What needs to be done. Extract each line of the records below that contains the word "comments".

(The data)

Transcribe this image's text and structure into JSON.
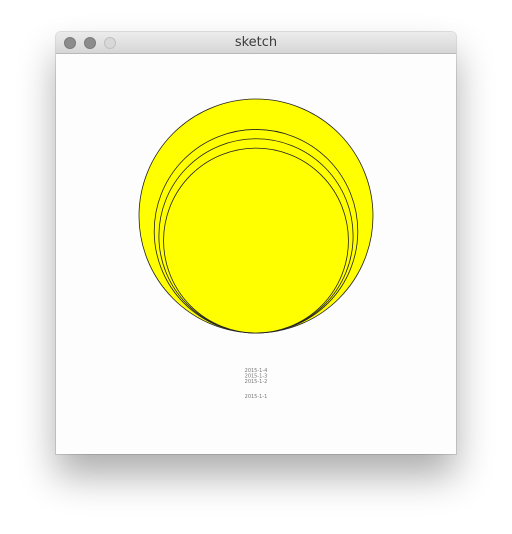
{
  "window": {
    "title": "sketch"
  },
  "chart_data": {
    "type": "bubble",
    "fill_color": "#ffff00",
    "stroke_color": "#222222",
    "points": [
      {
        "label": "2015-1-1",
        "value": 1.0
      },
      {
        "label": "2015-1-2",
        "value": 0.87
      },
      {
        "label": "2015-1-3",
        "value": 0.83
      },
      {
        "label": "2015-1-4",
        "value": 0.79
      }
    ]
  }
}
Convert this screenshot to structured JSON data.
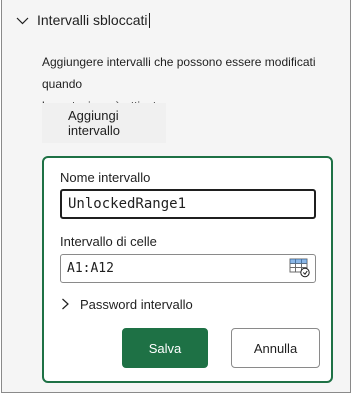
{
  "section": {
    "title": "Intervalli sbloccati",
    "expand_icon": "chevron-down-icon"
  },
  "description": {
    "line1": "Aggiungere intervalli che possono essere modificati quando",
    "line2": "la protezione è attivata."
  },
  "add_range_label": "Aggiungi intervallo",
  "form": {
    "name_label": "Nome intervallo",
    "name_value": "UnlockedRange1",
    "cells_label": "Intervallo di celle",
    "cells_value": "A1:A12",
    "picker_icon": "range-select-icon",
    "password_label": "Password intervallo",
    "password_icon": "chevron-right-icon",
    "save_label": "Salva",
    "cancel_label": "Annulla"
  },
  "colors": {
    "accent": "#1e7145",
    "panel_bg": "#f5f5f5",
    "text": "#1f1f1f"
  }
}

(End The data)
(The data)

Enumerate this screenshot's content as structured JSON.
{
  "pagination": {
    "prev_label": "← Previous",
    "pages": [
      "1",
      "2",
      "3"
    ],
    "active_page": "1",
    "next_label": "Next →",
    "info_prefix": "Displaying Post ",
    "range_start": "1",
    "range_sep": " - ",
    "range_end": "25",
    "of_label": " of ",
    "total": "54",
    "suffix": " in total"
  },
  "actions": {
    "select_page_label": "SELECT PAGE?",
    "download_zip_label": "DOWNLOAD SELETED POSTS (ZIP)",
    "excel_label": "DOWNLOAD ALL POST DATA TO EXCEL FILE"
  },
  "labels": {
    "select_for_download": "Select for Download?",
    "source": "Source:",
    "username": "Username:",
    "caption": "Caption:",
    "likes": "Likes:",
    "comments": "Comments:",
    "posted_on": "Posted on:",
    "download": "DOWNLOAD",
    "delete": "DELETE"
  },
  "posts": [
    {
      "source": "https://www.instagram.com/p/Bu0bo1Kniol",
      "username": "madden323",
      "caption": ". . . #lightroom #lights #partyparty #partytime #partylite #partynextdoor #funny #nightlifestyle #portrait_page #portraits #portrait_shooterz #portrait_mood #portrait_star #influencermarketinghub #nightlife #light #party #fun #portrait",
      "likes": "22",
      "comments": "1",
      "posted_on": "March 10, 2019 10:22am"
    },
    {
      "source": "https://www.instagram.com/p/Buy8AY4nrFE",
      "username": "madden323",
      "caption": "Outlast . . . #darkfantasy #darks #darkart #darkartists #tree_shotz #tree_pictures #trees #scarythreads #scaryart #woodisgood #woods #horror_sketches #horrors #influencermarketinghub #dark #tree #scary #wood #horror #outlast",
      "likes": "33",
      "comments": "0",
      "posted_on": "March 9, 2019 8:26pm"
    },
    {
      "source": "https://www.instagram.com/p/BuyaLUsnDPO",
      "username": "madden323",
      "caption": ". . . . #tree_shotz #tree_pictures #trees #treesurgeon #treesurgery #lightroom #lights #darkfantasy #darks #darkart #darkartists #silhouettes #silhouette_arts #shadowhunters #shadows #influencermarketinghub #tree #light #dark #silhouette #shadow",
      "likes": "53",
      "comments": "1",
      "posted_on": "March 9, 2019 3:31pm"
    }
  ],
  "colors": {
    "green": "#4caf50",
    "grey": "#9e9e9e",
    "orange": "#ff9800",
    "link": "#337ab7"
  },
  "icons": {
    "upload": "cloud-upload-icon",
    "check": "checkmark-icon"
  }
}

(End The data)
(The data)

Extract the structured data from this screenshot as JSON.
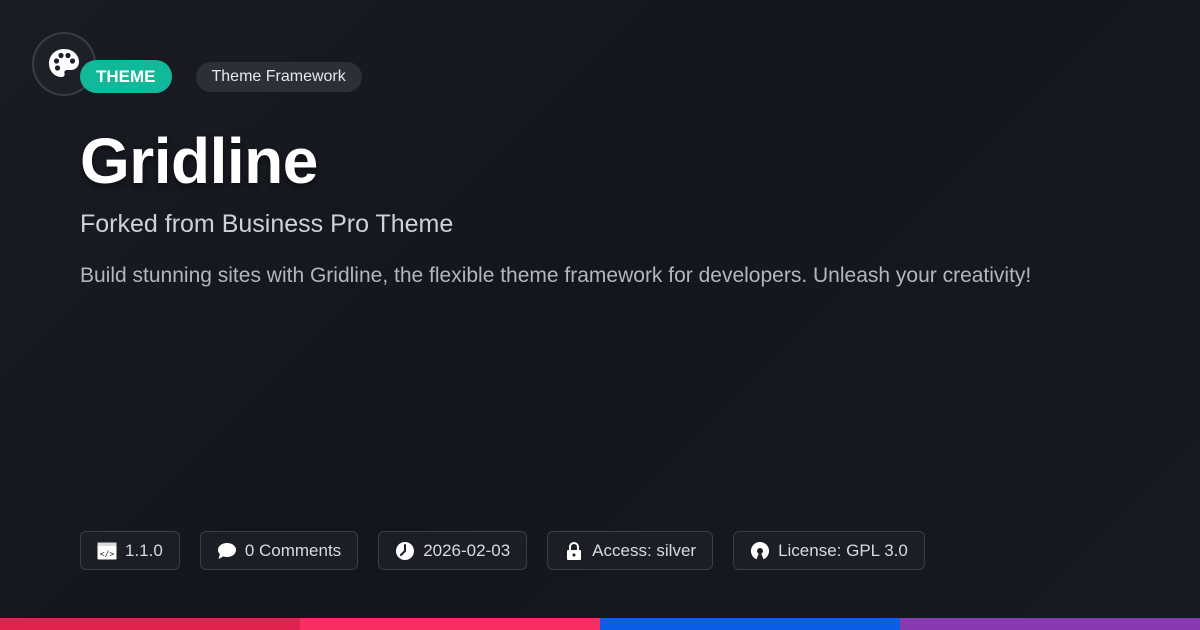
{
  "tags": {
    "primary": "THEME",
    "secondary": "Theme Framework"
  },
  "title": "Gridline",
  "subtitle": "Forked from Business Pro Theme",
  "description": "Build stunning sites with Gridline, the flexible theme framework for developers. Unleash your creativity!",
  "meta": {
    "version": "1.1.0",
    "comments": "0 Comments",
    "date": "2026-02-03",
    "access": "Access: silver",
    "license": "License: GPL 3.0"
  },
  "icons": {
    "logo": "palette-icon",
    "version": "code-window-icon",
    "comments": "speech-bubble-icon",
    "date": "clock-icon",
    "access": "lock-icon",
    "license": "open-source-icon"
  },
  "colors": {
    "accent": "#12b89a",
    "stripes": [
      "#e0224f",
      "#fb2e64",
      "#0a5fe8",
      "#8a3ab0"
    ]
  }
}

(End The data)

Result for this task.
    "comments": "Comments:",
      "comments": "1",
      "comments": "0",
      "comments": "1",
    "comments": "0 Comments",
    "comments": "speech-bubble-icon",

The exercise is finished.